**Task details:**
In the data below, which lines contain "glyph"? List them by copying each one.

(Items from an interface collection)
- - - -

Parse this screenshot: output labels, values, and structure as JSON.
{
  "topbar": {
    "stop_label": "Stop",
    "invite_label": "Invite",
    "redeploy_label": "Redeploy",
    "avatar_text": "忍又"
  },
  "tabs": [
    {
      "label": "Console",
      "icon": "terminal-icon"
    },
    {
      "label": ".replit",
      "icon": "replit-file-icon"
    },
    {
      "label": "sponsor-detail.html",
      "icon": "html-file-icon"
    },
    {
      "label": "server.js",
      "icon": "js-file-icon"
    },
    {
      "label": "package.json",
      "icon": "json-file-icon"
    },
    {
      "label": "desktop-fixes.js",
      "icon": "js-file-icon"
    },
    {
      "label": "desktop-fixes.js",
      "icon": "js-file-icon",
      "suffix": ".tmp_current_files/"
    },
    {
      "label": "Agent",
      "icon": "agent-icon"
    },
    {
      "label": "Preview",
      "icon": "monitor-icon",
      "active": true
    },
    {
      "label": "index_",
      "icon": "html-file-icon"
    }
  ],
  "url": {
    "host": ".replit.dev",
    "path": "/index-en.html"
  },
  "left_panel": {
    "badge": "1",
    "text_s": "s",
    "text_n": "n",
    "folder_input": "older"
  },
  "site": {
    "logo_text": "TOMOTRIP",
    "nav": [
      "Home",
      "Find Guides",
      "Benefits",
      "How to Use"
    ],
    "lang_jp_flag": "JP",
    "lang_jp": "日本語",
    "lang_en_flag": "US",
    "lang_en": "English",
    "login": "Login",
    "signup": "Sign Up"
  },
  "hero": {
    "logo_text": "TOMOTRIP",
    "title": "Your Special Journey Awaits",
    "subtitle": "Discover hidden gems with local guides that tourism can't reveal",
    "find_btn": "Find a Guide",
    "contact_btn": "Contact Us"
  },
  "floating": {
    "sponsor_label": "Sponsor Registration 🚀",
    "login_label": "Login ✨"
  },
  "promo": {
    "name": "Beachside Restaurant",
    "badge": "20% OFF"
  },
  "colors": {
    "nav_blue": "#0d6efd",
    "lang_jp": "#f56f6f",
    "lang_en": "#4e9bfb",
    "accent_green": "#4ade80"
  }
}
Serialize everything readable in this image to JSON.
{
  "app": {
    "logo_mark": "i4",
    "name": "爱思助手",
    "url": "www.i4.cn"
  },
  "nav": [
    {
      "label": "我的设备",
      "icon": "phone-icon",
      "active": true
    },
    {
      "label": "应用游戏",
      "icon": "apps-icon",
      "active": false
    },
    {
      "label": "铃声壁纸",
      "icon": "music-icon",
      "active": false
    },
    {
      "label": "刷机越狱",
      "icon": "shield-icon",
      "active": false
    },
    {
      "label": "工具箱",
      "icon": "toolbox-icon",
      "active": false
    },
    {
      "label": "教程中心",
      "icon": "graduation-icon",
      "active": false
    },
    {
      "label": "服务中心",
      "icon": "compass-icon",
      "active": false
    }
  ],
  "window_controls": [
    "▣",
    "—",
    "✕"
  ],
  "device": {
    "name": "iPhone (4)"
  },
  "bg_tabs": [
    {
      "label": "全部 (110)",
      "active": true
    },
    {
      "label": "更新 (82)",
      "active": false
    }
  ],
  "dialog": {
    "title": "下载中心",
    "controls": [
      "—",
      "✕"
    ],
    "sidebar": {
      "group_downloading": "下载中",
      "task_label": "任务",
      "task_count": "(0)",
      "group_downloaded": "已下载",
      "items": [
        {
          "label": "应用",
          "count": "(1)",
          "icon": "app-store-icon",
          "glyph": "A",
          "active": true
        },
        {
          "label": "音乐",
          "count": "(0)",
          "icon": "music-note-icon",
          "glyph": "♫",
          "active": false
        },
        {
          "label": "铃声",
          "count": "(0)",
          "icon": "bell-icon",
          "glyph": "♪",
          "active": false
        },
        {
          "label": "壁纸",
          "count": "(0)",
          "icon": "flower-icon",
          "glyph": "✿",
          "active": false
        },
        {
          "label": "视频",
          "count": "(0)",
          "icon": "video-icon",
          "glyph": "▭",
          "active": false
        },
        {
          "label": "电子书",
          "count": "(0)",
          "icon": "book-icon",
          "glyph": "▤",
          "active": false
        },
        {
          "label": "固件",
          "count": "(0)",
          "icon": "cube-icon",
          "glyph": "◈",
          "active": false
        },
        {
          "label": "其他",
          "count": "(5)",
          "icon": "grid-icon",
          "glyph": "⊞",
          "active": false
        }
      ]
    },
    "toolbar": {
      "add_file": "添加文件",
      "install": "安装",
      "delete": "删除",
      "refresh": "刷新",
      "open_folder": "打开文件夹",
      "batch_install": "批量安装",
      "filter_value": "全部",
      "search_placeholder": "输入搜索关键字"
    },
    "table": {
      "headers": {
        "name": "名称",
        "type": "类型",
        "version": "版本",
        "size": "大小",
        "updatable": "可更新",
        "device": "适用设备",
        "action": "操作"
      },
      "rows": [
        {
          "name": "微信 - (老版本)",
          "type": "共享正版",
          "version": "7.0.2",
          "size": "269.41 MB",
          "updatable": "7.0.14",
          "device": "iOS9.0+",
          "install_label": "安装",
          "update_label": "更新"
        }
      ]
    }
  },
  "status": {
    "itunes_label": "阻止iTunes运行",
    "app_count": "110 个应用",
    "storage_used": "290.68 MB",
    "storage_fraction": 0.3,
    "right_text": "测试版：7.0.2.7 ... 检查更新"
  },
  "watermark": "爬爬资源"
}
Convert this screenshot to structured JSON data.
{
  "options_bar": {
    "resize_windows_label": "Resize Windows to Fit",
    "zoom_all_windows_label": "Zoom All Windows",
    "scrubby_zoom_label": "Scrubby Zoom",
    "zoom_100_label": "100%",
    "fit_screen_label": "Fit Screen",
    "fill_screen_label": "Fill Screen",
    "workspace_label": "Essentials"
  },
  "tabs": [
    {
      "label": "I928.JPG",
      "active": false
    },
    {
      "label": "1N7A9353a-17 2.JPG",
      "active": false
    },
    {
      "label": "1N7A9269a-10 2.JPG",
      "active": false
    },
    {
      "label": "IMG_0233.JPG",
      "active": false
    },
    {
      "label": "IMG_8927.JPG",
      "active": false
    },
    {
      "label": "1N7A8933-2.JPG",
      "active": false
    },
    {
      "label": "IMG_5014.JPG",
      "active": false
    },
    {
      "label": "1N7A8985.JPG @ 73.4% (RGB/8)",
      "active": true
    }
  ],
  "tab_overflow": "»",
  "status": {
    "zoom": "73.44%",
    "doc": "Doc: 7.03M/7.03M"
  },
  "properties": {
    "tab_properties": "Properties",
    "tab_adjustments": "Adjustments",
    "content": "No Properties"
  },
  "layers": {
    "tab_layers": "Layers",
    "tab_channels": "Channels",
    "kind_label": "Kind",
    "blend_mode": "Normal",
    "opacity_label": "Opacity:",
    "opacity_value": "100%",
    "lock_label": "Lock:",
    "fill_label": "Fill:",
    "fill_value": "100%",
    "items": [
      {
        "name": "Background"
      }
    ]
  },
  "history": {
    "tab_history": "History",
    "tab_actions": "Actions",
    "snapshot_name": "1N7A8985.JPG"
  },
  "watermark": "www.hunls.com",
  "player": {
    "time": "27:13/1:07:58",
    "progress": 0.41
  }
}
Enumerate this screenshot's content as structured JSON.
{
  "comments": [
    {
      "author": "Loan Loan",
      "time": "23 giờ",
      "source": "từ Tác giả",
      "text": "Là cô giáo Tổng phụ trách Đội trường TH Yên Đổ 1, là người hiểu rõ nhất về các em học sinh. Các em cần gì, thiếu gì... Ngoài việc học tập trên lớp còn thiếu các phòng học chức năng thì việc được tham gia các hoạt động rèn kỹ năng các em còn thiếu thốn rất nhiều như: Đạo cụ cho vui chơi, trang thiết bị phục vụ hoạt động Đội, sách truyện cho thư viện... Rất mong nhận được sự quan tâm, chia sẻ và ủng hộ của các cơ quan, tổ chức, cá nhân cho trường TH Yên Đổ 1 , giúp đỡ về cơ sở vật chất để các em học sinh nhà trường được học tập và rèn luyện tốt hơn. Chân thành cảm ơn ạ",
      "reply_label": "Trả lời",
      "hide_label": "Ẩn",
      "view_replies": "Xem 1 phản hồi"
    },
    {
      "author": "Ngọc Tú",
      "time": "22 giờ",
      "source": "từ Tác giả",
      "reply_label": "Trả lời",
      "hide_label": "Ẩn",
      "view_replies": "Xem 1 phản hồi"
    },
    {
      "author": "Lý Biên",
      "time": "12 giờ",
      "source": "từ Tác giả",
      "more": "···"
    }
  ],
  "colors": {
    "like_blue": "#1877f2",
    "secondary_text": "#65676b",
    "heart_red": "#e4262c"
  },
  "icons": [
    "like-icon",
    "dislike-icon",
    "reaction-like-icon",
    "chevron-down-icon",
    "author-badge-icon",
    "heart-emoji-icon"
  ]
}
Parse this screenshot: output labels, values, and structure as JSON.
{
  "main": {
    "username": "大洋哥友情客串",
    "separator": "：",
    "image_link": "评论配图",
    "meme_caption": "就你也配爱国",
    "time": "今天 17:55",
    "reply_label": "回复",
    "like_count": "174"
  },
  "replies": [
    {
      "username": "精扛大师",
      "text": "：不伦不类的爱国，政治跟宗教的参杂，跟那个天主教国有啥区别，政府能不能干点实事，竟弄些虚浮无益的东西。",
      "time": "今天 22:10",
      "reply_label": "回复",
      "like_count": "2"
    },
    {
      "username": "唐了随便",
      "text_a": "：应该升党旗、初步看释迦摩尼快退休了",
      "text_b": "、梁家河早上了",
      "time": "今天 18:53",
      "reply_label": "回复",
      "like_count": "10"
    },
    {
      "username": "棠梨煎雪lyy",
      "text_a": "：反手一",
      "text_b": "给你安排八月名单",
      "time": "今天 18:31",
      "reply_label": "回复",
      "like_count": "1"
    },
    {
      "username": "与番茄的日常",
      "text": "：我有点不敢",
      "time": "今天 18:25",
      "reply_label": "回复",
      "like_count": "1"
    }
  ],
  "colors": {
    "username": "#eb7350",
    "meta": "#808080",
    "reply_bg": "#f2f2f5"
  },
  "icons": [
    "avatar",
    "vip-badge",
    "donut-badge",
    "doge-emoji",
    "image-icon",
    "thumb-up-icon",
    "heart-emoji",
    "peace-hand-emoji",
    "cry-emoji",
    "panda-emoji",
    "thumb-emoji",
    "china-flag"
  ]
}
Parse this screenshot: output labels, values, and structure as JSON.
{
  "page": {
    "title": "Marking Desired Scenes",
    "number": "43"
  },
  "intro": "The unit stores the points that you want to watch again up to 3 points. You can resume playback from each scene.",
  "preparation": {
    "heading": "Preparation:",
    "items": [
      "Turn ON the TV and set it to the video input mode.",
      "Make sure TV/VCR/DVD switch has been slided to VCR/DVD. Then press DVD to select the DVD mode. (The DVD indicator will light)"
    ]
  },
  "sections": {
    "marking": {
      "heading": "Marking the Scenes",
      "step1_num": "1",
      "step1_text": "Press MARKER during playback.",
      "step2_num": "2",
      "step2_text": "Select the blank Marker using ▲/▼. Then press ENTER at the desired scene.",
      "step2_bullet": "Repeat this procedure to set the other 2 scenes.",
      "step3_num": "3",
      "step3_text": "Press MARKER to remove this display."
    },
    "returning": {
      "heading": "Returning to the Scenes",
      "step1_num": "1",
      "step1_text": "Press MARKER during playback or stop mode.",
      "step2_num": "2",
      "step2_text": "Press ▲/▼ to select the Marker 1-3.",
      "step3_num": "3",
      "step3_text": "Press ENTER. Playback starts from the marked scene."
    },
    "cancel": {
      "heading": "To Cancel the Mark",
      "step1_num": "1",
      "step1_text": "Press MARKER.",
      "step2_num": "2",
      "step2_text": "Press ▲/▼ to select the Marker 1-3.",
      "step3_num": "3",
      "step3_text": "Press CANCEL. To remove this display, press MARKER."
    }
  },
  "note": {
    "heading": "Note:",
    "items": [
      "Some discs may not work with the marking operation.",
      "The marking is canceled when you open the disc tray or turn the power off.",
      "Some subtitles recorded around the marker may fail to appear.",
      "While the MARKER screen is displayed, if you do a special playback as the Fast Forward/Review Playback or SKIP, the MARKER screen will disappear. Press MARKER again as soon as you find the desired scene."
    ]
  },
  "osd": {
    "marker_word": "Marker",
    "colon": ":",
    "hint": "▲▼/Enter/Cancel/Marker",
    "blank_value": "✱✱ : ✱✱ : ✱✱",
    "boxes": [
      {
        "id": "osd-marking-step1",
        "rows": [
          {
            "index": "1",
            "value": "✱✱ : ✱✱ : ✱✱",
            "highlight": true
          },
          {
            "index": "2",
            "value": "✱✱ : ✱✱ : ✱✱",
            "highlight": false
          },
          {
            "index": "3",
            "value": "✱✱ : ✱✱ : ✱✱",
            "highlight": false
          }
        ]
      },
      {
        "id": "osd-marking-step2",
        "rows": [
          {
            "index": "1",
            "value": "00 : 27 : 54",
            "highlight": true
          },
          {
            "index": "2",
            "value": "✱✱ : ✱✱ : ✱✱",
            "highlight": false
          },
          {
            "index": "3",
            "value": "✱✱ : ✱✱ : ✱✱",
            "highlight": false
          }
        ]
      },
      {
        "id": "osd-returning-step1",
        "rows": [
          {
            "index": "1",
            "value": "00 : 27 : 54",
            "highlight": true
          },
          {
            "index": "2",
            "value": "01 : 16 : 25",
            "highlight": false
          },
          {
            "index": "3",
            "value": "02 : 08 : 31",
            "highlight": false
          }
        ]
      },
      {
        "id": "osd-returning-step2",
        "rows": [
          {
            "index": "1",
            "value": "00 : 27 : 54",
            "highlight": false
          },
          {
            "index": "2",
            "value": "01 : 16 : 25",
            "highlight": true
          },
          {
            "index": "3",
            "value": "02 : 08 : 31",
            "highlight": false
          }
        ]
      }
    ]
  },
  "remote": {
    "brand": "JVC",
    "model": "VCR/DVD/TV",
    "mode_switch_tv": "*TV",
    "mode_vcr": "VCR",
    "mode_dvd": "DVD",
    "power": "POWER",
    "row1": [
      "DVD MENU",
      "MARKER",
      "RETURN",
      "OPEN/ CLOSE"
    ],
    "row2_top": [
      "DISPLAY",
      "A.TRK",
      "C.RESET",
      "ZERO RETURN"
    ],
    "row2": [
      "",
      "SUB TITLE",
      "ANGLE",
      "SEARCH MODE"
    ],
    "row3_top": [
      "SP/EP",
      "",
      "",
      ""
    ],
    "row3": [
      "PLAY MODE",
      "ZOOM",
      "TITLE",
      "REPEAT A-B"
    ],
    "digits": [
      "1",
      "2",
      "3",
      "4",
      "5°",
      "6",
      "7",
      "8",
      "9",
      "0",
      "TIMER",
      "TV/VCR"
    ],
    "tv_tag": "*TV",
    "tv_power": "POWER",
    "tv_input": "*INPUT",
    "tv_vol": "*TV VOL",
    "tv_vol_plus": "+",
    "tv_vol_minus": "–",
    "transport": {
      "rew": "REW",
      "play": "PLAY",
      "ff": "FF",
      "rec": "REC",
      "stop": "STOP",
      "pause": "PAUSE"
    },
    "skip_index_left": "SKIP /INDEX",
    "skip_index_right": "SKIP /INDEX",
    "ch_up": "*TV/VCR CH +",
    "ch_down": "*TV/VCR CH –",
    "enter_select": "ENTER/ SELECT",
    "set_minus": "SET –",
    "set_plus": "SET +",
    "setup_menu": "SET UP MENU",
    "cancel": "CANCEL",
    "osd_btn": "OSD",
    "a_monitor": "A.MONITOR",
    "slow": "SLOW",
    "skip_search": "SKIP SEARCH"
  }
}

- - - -

**Answer box:**
          "glyph": "A",
          "glyph": "♫",
          "glyph": "♪",
          "glyph": "✿",
          "glyph": "▭",
          "glyph": "▤",
          "glyph": "◈",
          "glyph": "⊞",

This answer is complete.